R J Adams said...

You certainly believe in hard work - learn the bassoon part of Rachmaninoff 3 by May! Go to it, girl! And your garden has loads of potential. Some of the plants in your images I recognize, but can't remember the names! It's been nearly two decades since I gardened. I can say with surety that the second from the bottom (white flower, yellow center) is a Japanese Anemone (Anemone hupehensis var. japonica). It may be a weed in NZ, but one man's weed is another man's favorite cultivar.
I know the orange flowered ones, too (seventh down) but I'm darned if I can remember what they're called. Both are quite invasive, however, and need to be kept under control.

Jo said...

Hi RJ - many thanks for this :-) I'll keep an eye on the Anenome and the orange ones; I'm currently running on the hypothesis that anything which appears multiple times in different beds is likely to be a weed rather than having been deliberately planted. But I'm also not going to pull things up just yet - some of them are too pretty!

Wisewebwoman said...

thanks for the walk around your garden Jo, it is lovely, I'm with you on living with the stuff until you know with certainty what you want it to look like.
An yay on the bassoon I am famililar with old dreams being re-ignited. :)
PS you may want revisit your capcha policy I did and set it for 4 days to eliminate the spammers (they only appear after a week). I've made 3 attempts now to translate your capcha.

Jo said...

Thanks WWW :-)

I have removed the Captcha (I hope!) from the comments, so let me know if it is still showing up. I'll turn it back on if I get more tractor salesmen showing up (I put it on after every post had someone from somewhere in Eastern Europe trying to sell tractors - it took me ages to get rid of them!)

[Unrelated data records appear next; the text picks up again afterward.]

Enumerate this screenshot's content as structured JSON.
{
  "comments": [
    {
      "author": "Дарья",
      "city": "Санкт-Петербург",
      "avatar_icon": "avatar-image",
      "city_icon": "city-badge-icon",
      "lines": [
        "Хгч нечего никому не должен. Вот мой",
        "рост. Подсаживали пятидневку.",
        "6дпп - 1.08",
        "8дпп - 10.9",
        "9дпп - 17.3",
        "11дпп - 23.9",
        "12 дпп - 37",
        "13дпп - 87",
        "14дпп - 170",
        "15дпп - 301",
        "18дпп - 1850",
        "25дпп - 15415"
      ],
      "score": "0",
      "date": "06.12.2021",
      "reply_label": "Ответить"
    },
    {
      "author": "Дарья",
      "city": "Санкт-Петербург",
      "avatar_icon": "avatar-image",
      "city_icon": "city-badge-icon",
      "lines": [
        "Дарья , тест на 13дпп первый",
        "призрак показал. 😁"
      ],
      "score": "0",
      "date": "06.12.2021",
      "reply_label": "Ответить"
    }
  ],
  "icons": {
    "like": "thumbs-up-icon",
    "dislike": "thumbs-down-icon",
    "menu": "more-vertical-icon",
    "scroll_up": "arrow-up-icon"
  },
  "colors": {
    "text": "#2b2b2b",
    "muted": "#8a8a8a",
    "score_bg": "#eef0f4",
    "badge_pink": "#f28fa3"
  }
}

Anonymous said...

Hi Jo,

I can vaguely place a few more of these, number 4 is a dahlia, and further down a pineapple lily ( ). The orange one is some sort of Crocosmia.